  • Container environments where resources are paid by use.
  • Environments where an application might be idle for long periods of time and is sharing or competing for resources with many other applications.
  • An application might have very different heap space requirements during its execution. For example, the heap needed during start up might be greater than what is needed later during steady state execution.

Other garbage collectors in HotSpot, such as G1 and Shenandoah, provide this capability today, which some categories of users have found very useful. Adding

Reimplement the Legacy Socket API

This feature aims to replace the underlying implementation used by the java.net.Socket and java.net.ServerSocket APIs with a simpler and more modern implementation that is easy to maintain and debug. The new implementation will be easy to adapt to work with user-mode threads, a.k.a. fibers

In Java 13, a new NioSocketImpl class is introduced as a drop-in replacement for PlainSocketImpl. However, if something goes wrong, we can still switch back to the old implementation PlainSocketImpl by setting jdk.net.usePlainSocketImpl system property

ServerSocket is modified to use NioSocketImpl (or PlainSocketImpl) by default. It no longer uses the SOCKS implementation.

The SocketImpl implementations to support SOCKS and HTTP proxy servers are modified to delegate so they can work with the old and new implementations.

The instrumentation support for socket I/O in Java Flight Recorder is modified to be independent of the SocketImpl so that socket I/O events can be recorded when running with either the new, old, or custom implementations.

To reduce the risk of switching the implementation after more than twenty years, the old implementation will not be removed. The old implementation will remain in the JDK and a system property will be introduced to configure the JDK to use the old implementation. The JDK-specific system property to switch to the old implementation is jdk.net.usePlainSocketImpl. If set, or set to the value true, at startup, then the old implementation will be used. Some future release will remove PlainSocketImpl and the system property.

Switch Expressions

The current switch statement can be used as an expression.

static void howMany(int k) {
    System.out.println(
        switch (k) {
            case  1 -> "one"
            case  2 -> "two"
            default -> "many"
        }
    );
}

The common form of switch expression will be like the following.

T result = switch (arg) {
    case L1 -> e1;
    case L2 -> e2;
    default -> e3;
};

A new yield statement is introduced to yield a value, which becomes the value of the enclosing switch expression.

int j = switch (day) {
    case MONDAY  -> 0;
    case TUESDAY -> 1;
    default      -> {
        int k = day.toString().length();
        int result = f(k);
        yield result;
    }
};

yield statement can also be used with the traditional switch statement.

int result = switch (s) {
    case "One": 
        yield 1;
    case "Two":
        yield 2;
    default:
        System.out.println("Neither One nor TWo");
        yield 0;
};
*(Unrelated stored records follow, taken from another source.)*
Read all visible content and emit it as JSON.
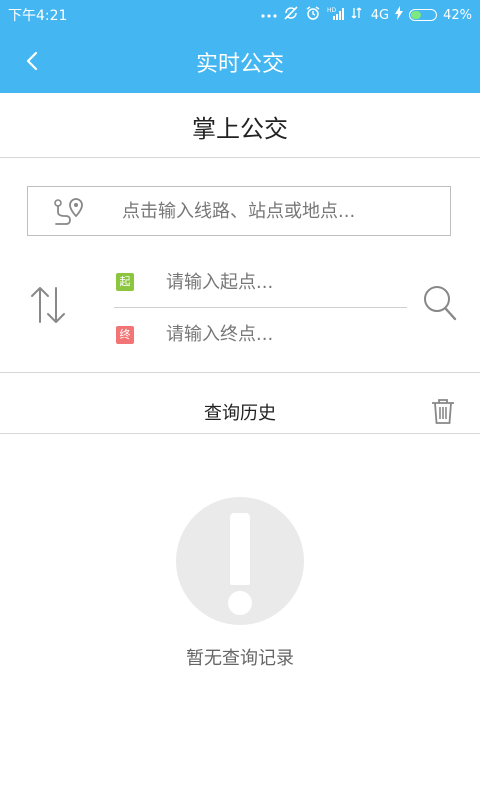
{
  "status_bar": {
    "time": "下午4:21",
    "network": "4G",
    "battery": "42%",
    "battery_level": 0.42,
    "icons": [
      "more-dots-icon",
      "sync-off-icon",
      "alarm-icon",
      "hd-signal-icon",
      "signal-icon",
      "charging-icon",
      "battery-icon"
    ]
  },
  "title_bar": {
    "title": "实时公交",
    "back_icon": "chevron-left-icon"
  },
  "sub_header": {
    "title": "掌上公交"
  },
  "search": {
    "placeholder": "点击输入线路、站点或地点...",
    "icon": "route-pin-icon"
  },
  "route_planner": {
    "start_tag": "起",
    "start_placeholder": "请输入起点...",
    "end_tag": "终",
    "end_placeholder": "请输入终点...",
    "swap_icon": "swap-arrows-icon",
    "search_icon": "search-icon"
  },
  "history": {
    "title": "查询历史",
    "clear_icon": "trash-icon"
  },
  "empty_state": {
    "icon": "exclamation-icon",
    "text": "暂无查询记录"
  },
  "colors": {
    "primary": "#44b6f2",
    "start_tag": "#8cc63f",
    "end_tag": "#f27474",
    "empty_icon": "#eaeaea"
  }
}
Text Blocks

Assigning a long string value to an Object has been a headache in Java. Thanks to text blocks, that’s not the case anymore.
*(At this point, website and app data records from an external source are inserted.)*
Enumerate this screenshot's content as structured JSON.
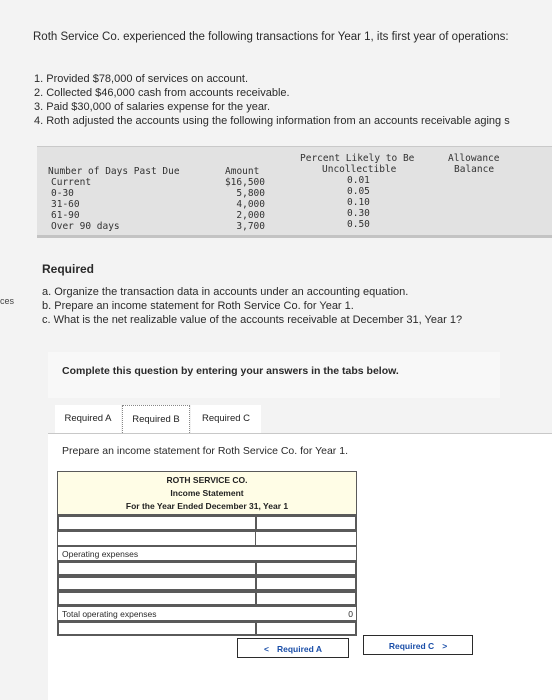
{
  "intro": "Roth Service Co. experienced the following transactions for Year 1, its first year of operations:",
  "steps": [
    "1. Provided $78,000 of services on account.",
    "2. Collected $46,000 cash from accounts receivable.",
    "3. Paid $30,000 of salaries expense for the year.",
    "4. Roth adjusted the accounts using the following information from an accounts receivable aging s"
  ],
  "side_text": "ces",
  "aging": {
    "headers": {
      "days": "Number of Days Past Due",
      "amount": "Amount",
      "percent_line1": "Percent Likely to Be",
      "percent_line2": "Uncollectible",
      "allowance_line1": "Allowance",
      "allowance_line2": "Balance"
    },
    "rows": [
      {
        "days": "Current",
        "amount": "$16,500",
        "percent": "0.01"
      },
      {
        "days": "0-30",
        "amount": "5,800",
        "percent": "0.05"
      },
      {
        "days": "31-60",
        "amount": "4,000",
        "percent": "0.10"
      },
      {
        "days": "61-90",
        "amount": "2,000",
        "percent": "0.30"
      },
      {
        "days": "Over 90 days",
        "amount": "3,700",
        "percent": "0.50"
      }
    ]
  },
  "required": {
    "title": "Required",
    "items": [
      "a. Organize the transaction data in accounts under an accounting equation.",
      "b. Prepare an income statement for Roth Service Co. for Year 1.",
      "c. What is the net realizable value of the accounts receivable at December 31, Year 1?"
    ]
  },
  "complete_text": "Complete this question by entering your answers in the tabs below.",
  "tabs": [
    "Required A",
    "Required B",
    "Required C"
  ],
  "active_tab": "Required B",
  "prepare_text": "Prepare an income statement for Roth Service Co. for Year 1.",
  "statement": {
    "company": "ROTH SERVICE CO.",
    "title": "Income Statement",
    "period": "For the Year Ended December 31, Year 1",
    "operating_expenses_label": "Operating expenses",
    "total_label": "Total operating expenses",
    "total_value": "0"
  },
  "nav": {
    "prev_label": "Required A",
    "next_label": "Required C",
    "prev_arrow": "<",
    "next_arrow": ">"
  }
}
String html = """
              <html>
                  <body>
                      <p>YAY TEXT BLOCKS</p>
                  </body>
              </html>
              """;

A text block consists of zero or more content characters, enclosed by opening and closing delimiters.

The opening delimiter is a sequence of three double quote characters (""") followed by zero or more white spaces followed by a line terminator. The content begins at the first character after the line terminator of the opening delimiter.

The closing delimiter is a sequence of three double quote characters. The content ends at the last character before the first double quote of the closing delimiter.

The content may include double quote characters directly, unlike the characters in a string literal. The use of \" in a text block is permitted, but not necessary or recommended. Fat delimiters (""") were chosen so that " characters could appear unescaped, and also to visually distinguish a text block from a string literal.

1 Comment »

Leave a Reply

Your email address will not be published. Required fields are marked *

This site uses Akismet to reduce spam. Learn how your comment data is processed.